▶ **TASK REQUIREMENTS**:
Set down the listing below again, exactly as written.
-- -- --
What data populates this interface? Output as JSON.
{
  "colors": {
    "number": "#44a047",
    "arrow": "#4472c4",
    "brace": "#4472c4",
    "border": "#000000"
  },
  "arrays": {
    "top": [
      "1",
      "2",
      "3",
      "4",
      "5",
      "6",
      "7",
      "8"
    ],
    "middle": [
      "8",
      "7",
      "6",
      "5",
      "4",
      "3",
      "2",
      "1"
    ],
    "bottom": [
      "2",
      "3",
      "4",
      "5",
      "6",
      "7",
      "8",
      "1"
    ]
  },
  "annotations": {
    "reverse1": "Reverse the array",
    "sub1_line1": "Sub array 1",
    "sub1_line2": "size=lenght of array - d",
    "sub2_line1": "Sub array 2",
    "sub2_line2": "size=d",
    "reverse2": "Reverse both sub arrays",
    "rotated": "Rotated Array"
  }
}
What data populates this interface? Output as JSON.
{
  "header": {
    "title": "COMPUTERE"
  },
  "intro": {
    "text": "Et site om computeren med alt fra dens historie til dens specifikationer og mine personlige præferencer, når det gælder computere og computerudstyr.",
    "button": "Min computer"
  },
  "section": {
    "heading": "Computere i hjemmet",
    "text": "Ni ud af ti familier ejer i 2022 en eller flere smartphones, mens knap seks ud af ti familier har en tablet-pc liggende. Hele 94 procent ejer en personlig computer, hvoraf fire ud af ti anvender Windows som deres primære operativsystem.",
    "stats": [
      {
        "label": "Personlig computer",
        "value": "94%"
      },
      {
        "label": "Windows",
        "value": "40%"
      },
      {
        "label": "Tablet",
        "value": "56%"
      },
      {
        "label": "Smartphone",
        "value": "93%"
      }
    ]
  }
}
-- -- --
▶ **REPLY**:
What data populates this interface? Output as JSON.
{
  "colors": {
    "number": "#44a047",
    "arrow": "#4472c4",
    "brace": "#4472c4",
    "border": "#000000"
  },
  "arrays": {
    "top": [
      "1",
      "2",
      "3",
      "4",
      "5",
      "6",
      "7",
      "8"
    ],
    "middle": [
      "8",
      "7",
      "6",
      "5",
      "4",
      "3",
      "2",
      "1"
    ],
    "bottom": [
      "2",
      "3",
      "4",
      "5",
      "6",
      "7",
      "8",
      "1"
    ]
  },
  "annotations": {
    "reverse1": "Reverse the array",
    "sub1_line1": "Sub array 1",
    "sub1_line2": "size=lenght of array - d",
    "sub2_line1": "Sub array 2",
    "sub2_line2": "size=d",
    "reverse2": "Reverse both sub arrays",
    "rotated": "Rotated Array"
  }
}
What data populates this interface? Output as JSON.
{
  "header": {
    "title": "COMPUTERE"
  },
  "intro": {
    "text": "Et site om computeren med alt fra dens historie til dens specifikationer og mine personlige præferencer, når det gælder computere og computerudstyr.",
    "button": "Min computer"
  },
  "section": {
    "heading": "Computere i hjemmet",
    "text": "Ni ud af ti familier ejer i 2022 en eller flere smartphones, mens knap seks ud af ti familier har en tablet-pc liggende. Hele 94 procent ejer en personlig computer, hvoraf fire ud af ti anvender Windows som deres primære operativsystem.",
    "stats": [
      {
        "label": "Personlig computer",
        "value": "94%"
      },
      {
        "label": "Windows",
        "value": "40%"
      },
      {
        "label": "Tablet",
        "value": "56%"
      },
      {
        "label": "Smartphone",
        "value": "93%"
      }
    ]
  }
}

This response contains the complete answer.